Take the Etsy Inc. (Nasdaq: ETSY) IPO, for example. The online marketplace went public on April 16, pricing at the high end of its $14 to $16 range and raising $267 million. It gained 87.5% in its first day and was one of the most successful tech IPOs of the year.
Since then, ETSY stock has plummeted 53.2%. It's currently the worst IPO of 2015.
As alluring as the deal was, it only benefited institutional investors willing to buy large quantities of ETSY stock before its debut. These Wall Street "VIPs" usually see immediate profits while retail investors are forced to purchase shares at an inflated price.
In other words, IPO investing is a recipe for hefty losses for traders like you and me.
"The IPO process is now a rigged game – one in which the founders, the early angel investors, venture capitalists, and the investment bankers all make out like bandits," explained Money Morning Chief Investment Strategist Keith Fitz-Gerald. "They don't give a rat's you-know-what about whether you make money."
Despite the unfair IPO investing process, there are still a few ways to profitably play a hot stock debut.
Here are the three best ways to score big gains from new IPOs…
The Three Best IPO Investing Rules to Follow
IPO Investing Rule No. 1: Hold off until the lock-up period is over.
It's always best to wait until the frenzy settles down and the IPO lock-up period has ended.
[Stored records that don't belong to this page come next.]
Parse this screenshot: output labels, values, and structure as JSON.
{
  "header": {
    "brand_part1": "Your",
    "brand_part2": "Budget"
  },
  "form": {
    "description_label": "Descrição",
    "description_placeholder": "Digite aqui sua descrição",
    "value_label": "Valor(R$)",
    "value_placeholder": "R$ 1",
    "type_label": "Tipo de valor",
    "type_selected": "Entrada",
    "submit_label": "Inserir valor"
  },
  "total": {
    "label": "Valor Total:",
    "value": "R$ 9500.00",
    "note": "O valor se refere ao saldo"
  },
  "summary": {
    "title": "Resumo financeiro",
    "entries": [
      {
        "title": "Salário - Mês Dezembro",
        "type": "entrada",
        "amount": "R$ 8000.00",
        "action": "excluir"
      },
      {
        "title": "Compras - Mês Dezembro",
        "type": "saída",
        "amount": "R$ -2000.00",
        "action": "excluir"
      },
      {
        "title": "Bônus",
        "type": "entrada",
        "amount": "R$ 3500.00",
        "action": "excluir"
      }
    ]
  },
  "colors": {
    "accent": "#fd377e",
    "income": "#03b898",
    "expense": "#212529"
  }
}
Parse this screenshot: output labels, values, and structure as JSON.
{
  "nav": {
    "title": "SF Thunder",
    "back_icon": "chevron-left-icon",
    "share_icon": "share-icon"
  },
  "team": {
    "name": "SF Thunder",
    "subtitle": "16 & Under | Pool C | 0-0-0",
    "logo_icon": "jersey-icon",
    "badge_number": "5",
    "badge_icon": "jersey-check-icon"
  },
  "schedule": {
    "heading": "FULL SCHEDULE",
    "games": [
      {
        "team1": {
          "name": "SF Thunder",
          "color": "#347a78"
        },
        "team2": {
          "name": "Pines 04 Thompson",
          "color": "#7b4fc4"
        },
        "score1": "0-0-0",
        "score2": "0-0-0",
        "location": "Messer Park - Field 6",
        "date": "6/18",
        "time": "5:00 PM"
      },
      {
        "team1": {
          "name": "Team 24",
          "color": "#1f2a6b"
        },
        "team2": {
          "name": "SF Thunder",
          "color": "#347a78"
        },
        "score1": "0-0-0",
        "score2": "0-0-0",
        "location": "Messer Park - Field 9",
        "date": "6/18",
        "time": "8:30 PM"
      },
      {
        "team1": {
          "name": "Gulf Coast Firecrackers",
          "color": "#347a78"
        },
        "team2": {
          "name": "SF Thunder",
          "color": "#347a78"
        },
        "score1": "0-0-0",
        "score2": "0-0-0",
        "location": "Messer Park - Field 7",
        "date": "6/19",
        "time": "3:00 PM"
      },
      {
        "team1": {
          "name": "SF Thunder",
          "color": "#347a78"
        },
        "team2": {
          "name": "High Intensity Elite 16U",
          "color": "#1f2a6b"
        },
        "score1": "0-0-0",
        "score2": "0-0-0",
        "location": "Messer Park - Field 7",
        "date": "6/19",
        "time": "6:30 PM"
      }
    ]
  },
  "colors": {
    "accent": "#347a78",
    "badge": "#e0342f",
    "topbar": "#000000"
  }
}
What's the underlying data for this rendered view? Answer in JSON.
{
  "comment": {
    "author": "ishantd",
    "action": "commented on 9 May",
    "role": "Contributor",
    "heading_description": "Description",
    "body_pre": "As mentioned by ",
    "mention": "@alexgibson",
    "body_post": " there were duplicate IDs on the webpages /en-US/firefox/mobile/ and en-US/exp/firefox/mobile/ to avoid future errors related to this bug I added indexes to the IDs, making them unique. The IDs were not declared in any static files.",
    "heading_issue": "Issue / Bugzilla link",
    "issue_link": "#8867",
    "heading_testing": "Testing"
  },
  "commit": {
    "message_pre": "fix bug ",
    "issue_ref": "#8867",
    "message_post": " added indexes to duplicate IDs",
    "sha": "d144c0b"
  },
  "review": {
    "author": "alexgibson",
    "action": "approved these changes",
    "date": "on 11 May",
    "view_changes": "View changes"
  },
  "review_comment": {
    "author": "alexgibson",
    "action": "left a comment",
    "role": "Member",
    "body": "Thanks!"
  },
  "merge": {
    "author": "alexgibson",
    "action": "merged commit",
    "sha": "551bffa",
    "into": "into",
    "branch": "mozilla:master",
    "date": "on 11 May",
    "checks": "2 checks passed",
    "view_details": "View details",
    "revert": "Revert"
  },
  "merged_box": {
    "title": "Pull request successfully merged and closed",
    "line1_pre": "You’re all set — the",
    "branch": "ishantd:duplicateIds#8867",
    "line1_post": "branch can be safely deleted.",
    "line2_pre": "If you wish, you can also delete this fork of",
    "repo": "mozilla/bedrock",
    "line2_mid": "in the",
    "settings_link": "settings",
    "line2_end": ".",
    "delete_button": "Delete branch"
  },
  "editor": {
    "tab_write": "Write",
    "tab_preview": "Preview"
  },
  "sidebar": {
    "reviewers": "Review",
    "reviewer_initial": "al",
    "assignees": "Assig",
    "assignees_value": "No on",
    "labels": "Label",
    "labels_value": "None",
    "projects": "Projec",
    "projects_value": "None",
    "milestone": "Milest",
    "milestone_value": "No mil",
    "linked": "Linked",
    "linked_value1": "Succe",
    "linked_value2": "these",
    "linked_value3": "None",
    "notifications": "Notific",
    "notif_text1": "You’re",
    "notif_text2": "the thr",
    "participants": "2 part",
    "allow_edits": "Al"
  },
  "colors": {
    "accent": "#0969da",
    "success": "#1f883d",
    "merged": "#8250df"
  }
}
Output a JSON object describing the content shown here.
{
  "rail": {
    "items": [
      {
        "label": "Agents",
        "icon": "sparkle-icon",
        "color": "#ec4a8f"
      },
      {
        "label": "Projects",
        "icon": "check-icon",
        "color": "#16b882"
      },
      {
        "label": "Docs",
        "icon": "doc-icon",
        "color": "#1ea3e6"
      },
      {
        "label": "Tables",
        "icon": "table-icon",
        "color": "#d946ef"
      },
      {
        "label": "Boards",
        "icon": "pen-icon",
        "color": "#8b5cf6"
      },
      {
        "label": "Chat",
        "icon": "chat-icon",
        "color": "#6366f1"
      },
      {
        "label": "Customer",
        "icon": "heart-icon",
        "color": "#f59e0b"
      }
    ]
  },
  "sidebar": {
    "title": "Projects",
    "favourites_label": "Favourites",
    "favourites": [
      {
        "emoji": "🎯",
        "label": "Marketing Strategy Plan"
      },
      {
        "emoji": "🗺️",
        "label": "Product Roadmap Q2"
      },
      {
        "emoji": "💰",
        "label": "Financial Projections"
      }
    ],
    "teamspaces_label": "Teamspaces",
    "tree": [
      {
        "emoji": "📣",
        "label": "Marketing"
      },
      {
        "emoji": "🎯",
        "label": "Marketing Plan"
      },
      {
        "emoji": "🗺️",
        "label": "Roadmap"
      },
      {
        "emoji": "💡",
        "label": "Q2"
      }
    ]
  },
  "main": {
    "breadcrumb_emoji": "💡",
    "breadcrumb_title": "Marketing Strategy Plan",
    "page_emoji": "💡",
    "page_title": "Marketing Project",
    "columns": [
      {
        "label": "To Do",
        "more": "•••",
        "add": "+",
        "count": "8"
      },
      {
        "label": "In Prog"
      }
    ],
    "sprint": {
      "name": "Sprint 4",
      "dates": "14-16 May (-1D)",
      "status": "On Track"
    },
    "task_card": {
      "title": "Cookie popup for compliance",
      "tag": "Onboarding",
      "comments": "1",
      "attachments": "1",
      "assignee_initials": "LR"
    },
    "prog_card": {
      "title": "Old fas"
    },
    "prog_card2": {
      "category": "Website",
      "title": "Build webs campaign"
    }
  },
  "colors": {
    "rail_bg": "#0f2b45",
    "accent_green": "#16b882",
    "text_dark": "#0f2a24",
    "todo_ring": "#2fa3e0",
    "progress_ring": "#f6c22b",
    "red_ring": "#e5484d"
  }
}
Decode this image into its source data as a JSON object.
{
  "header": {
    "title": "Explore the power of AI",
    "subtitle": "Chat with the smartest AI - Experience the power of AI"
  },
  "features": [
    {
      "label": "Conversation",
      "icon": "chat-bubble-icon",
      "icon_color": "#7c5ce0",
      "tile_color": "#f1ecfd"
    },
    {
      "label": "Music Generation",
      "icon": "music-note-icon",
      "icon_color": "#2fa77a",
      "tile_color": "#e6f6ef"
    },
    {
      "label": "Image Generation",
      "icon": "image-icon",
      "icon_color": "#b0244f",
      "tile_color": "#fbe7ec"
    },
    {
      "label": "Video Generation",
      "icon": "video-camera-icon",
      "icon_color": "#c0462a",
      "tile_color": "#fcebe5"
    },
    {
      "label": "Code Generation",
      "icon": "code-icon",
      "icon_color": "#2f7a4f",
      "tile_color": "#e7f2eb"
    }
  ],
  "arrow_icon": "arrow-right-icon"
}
The IPO lock-up period is the stretch of time after a company goes public in which insiders like founders and venture capitalists can't sell their shares of the stock. It can last anywhere from 90 to 180 days after the company hits the market.
Letting the dust settle gives you time to consider the stock's profitability and ensures you get the best return on your investment. You'll also avoid much of the early volatility new stocks experience.